  2. Set up checking and savings accounts.

    Establish accounts to help you manage and grow your money. Take advantage of free online and mobile banking so you can stay on top of your finances from wherever you’re stationed.

  3. Create an emergency fund.

    If you’re eligible for an enlistment bonus, you might be tempted to buy something you’ve been dreaming about. But you may be better off stashing that money away to cover unanticipated expenses. Many financial advisors suggest having a savings cushion to cover at least three months of living expenses in case you or a family member has an illness or accident, your spouse loses their job or you’re faced with unexpected home or auto repairs.

  4. Minimize debt.

    Avoid impulse shopping. Stay off online shopping sites if you have trouble resisting the temptation to add items to your shopping cart. Try using credit cards only when you can pay off the balance each month. If you’re in debt, create a plan to pay it down as quickly as possible.

  5. Use credit wisely.

    Wise use of credit can help you build on and improve your credit score—a ranking that determines your future credit interest rate. Paying off loans, making payments on time and not using credit excessively can get you headed in the right direction. Shop around for the best interest rate when taking out a loan for a major purchase, like a car, motorcycle or home. Investigate government-supported financial assistance for military members and their families, such as VA loans and the GI Bill. Finally, if you’re in financial difficulty and can’t pay monthly bills, beware of the costs of payday loans. These short-term loans generally have very high interest rates, and many people fall into a trap of reborrowing. As interest costs pile on, they fall further behind. Instead, look into taking out a small personal loan or applying for a checking line of credit. You may also want to consider financial counseling.

  6. Save for retirement.

    Take advantage of the Thrift Saving Plan (TSP) (or Blended Retirement System (BRS), now available to new servicemembers). These plans allow you to save on a tax-deferred basis for retirement. Even if you expect to remain in the military long enough to qualify for a full military pension, it may not be enough to cover all your retirement expenses. And, plans change—you could leave your military career early. In that case, you can roll over your TSP balance into an Individual Retirement Account to keep your money working for you until you need it.

  7. Protect your finances.

    Consider what insurance coverage you may need. While your military service provides group health insurance, you may need other coverage such as auto, homeowners, renters, life and/or long-term disability. These types of insurance help you to protect your assets or provide financial security to your dependents in the event of your untimely death or disability.
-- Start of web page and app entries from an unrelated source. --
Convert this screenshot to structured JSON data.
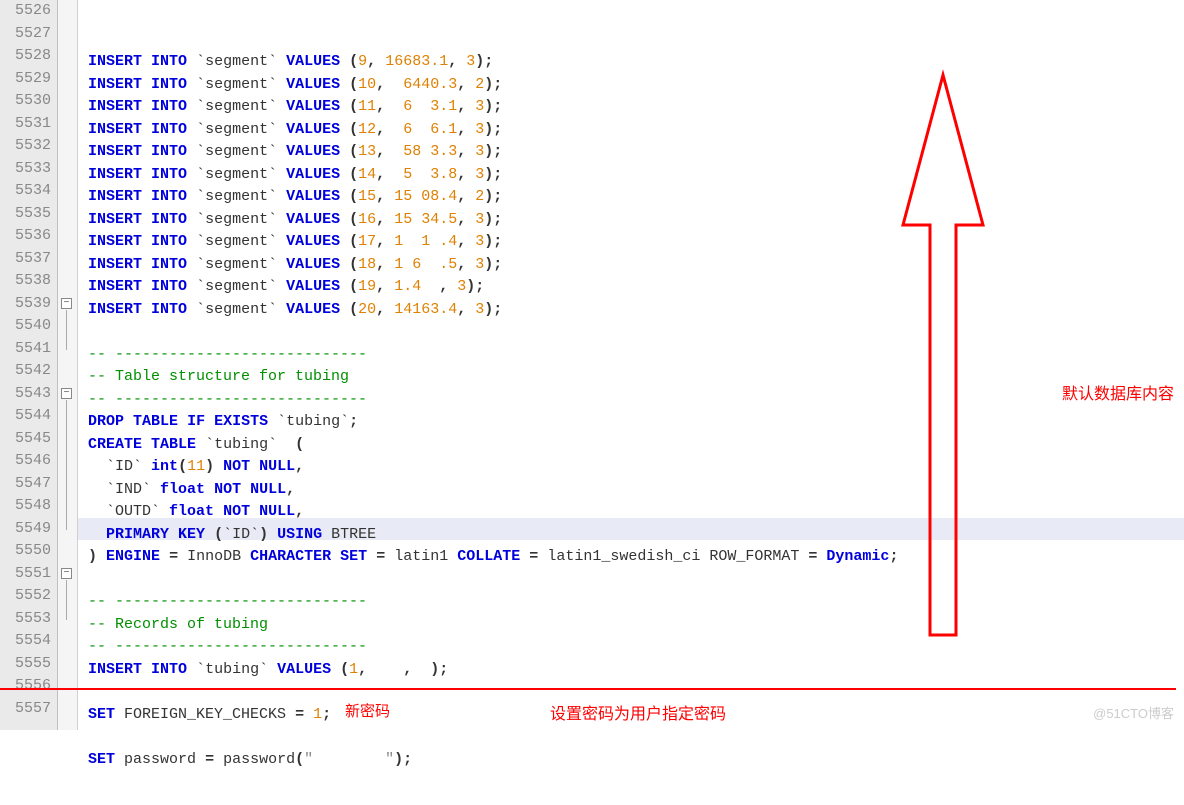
{
  "lines": [
    {
      "num": "5526"
    },
    {
      "num": "5527"
    },
    {
      "num": "5528"
    },
    {
      "num": "5529"
    },
    {
      "num": "5530"
    },
    {
      "num": "5531"
    },
    {
      "num": "5532"
    },
    {
      "num": "5533"
    },
    {
      "num": "5534"
    },
    {
      "num": "5535"
    },
    {
      "num": "5536"
    },
    {
      "num": "5537"
    },
    {
      "num": "5538"
    },
    {
      "num": "5539"
    },
    {
      "num": "5540"
    },
    {
      "num": "5541"
    },
    {
      "num": "5542"
    },
    {
      "num": "5543"
    },
    {
      "num": "5544"
    },
    {
      "num": "5545"
    },
    {
      "num": "5546"
    },
    {
      "num": "5547"
    },
    {
      "num": "5548"
    },
    {
      "num": "5549"
    },
    {
      "num": "5550"
    },
    {
      "num": "5551"
    },
    {
      "num": "5552"
    },
    {
      "num": "5553"
    },
    {
      "num": "5554"
    },
    {
      "num": "5555"
    },
    {
      "num": "5556"
    },
    {
      "num": "5557"
    }
  ],
  "code": {
    "inserts": [
      {
        "v1": "9",
        "v2": "16683.1",
        "v3": "3"
      },
      {
        "v1": "10",
        "v2": " 6440.3",
        "v3": "2"
      },
      {
        "v1": "11",
        "v2": " 6  3.1",
        "v3": "3"
      },
      {
        "v1": "12",
        "v2": " 6  6.1",
        "v3": "3"
      },
      {
        "v1": "13",
        "v2": " 58 3.3",
        "v3": "3"
      },
      {
        "v1": "14",
        "v2": " 5  3.8",
        "v3": "3"
      },
      {
        "v1": "15",
        "v2": "15 08.4",
        "v3": "2"
      },
      {
        "v1": "16",
        "v2": "15 34.5",
        "v3": "3"
      },
      {
        "v1": "17",
        "v2": "1  1 .4",
        "v3": "3"
      },
      {
        "v1": "18",
        "v2": "1 6  .5",
        "v3": "3"
      },
      {
        "v1": "19",
        "v2": "1.4  ",
        "v3": "3"
      },
      {
        "v1": "20",
        "v2": "14163.4",
        "v3": "3"
      }
    ],
    "comment_sep": "-- ----------------------------",
    "comment_table": "-- Table structure for tubing",
    "drop_table": {
      "kw1": "DROP",
      "kw2": "TABLE",
      "kw3": "IF",
      "kw4": "EXISTS",
      "name": "`tubing`"
    },
    "create_table": {
      "kw1": "CREATE",
      "kw2": "TABLE",
      "name": "`tubing`"
    },
    "col_id": {
      "name": "`ID`",
      "type": "int",
      "size": "11",
      "kw1": "NOT",
      "kw2": "NULL"
    },
    "col_ind": {
      "name": "`IND`",
      "type": "float",
      "kw1": "NOT",
      "kw2": "NULL"
    },
    "col_outd": {
      "name": "`OUTD`",
      "type": "float",
      "kw1": "NOT",
      "kw2": "NULL"
    },
    "pk": {
      "kw1": "PRIMARY",
      "kw2": "KEY",
      "col": "`ID`",
      "kw3": "USING",
      "idx": "BTREE"
    },
    "engine_line": {
      "kw_eng": "ENGINE",
      "val_eng": "InnoDB",
      "kw_cs": "CHARACTER",
      "kw_set": "SET",
      "val_cs": "latin1",
      "kw_col": "COLLATE",
      "val_col": "latin1_swedish_ci",
      "kw_rf": "ROW_FORMAT",
      "val_rf": "Dynamic"
    },
    "comment_records": "-- Records of tubing",
    "insert_tubing": {
      "kw1": "INSERT",
      "kw2": "INTO",
      "name": "`tubing`",
      "kw3": "VALUES",
      "v1": "1",
      "v2": "   ",
      "v3": " "
    },
    "set_fk": {
      "kw": "SET",
      "var": "FOREIGN_KEY_CHECKS",
      "val": "1"
    },
    "set_pwd": {
      "kw": "SET",
      "var": "password",
      "fn": "password",
      "arg": "\"        \""
    }
  },
  "annotations": {
    "right": "默认数据库内容",
    "bottom": "设置密码为用户指定密码",
    "pwd_label": "新密码",
    "watermark": "@51CTO博客"
  }
}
Find out more about how insurance can help protect your finances.

  8. Practice cybersecurity.

    When setting up your financial accounts, be sure to use strong passwords. Avoid accessing your accounts over public Wi-Fi systems. Protect your account and personal identification numbers (PINs). Be alert to unauthorized charges on credit cards or unusual withdrawals from your savings and checking accounts. Notify your financial institution immediately in the event of suspected fraud.
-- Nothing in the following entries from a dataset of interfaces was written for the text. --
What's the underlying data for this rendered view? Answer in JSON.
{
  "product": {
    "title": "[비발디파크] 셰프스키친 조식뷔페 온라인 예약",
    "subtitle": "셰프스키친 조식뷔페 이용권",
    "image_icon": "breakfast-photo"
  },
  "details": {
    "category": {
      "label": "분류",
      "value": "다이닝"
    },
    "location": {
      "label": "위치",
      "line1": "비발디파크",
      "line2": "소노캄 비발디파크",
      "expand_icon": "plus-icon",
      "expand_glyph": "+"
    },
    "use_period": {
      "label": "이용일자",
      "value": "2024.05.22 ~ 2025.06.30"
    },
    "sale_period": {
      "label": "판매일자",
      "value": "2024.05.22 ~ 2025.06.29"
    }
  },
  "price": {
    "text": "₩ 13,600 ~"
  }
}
We’re Here to Help You Achieve Financial Readiness

Navy Federal is here to be your trusted financial partner, so you can concentrate on your critical role as a servicemember. We offer a full range of financial products and services as well as online resources such as Military Life to help you navigate your new life in the military.

This article is intended to provide general information and shouldn't be considered legal, tax or financial advice. It's always a good idea to consult a tax or financial advisor for specific information on how certain laws apply to your situation and about your individual financial situation.